One textbook, published by the Institute for Better Education, says that President Rhee, revered as a nation-builder by the conservatives but detested by liberals as a ruthless anti-Communist, exploited the North Korean threat to “shore up his dictatorial regime.”
The Ministry of National Defense has demanded the Rhee passage be rewritten to say, “He did his best to contain Communism.”
According to the Kumsung textbook, Park Chung-hee — who seized power in a coup in 1961 and tortured political dissidents, while mobilizing the nation for export-driven economic growth — was “a president who placed himself above the nation’s Constitution.”

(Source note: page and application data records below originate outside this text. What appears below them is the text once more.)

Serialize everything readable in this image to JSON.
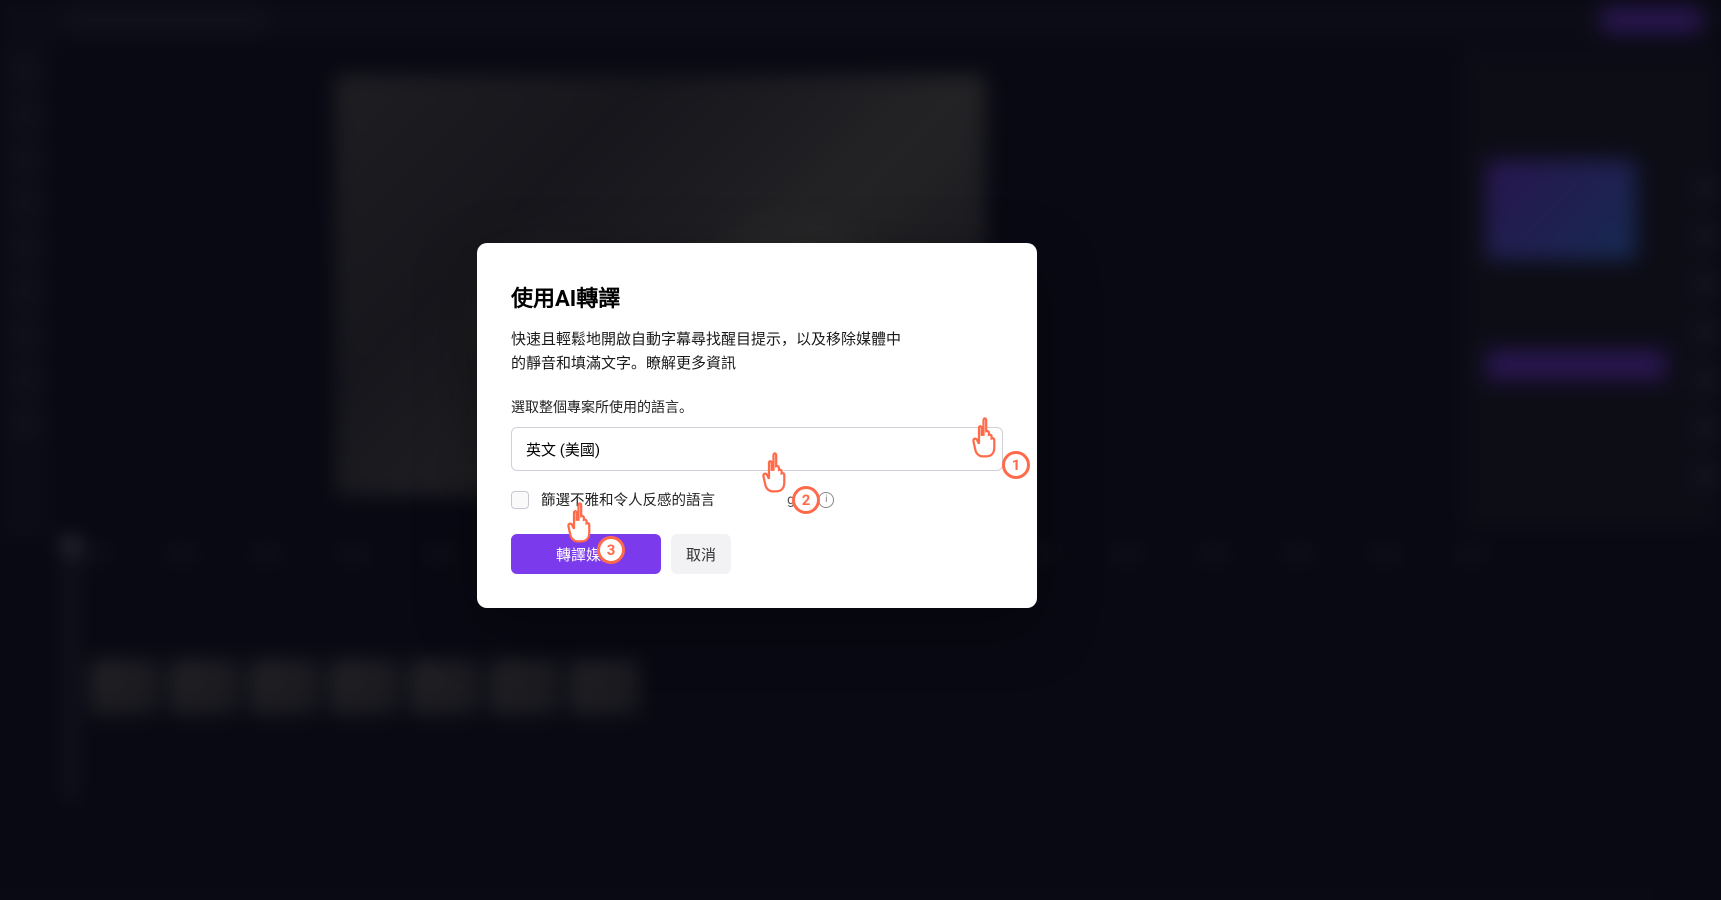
{
  "modal": {
    "title": "使用AI轉譯",
    "description": "快速且輕鬆地開啟自動字幕尋找醒目提示，以及移除媒體中的靜音和填滿文字。瞭解更多資訊",
    "selectLangLabel": "選取整個專案所使用的語言。",
    "selectedLang": "英文 (美國)",
    "filterLabel": "篩選不雅和令人反感的語言",
    "geText": "ge",
    "primaryButton": "轉譯媒體",
    "cancelButton": "取消"
  },
  "annotations": {
    "p1": "1",
    "p2": "2",
    "p3": "3"
  }
}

The Defense Ministry wants this to be replaced with “a president who contributed to the nation’s modernization.”
As for the “sunshine policy” of engagement with North Korea espoused by President Kim Dae-jung, whose inauguration in 1998 ousted the conservative establishment and brought many former dissidents into positions of power, the Ministry of Unification now suggests that this term be replaced in textbooks with the official, drier “policy of reconciliation and cooperation.”
More history in quotation marks.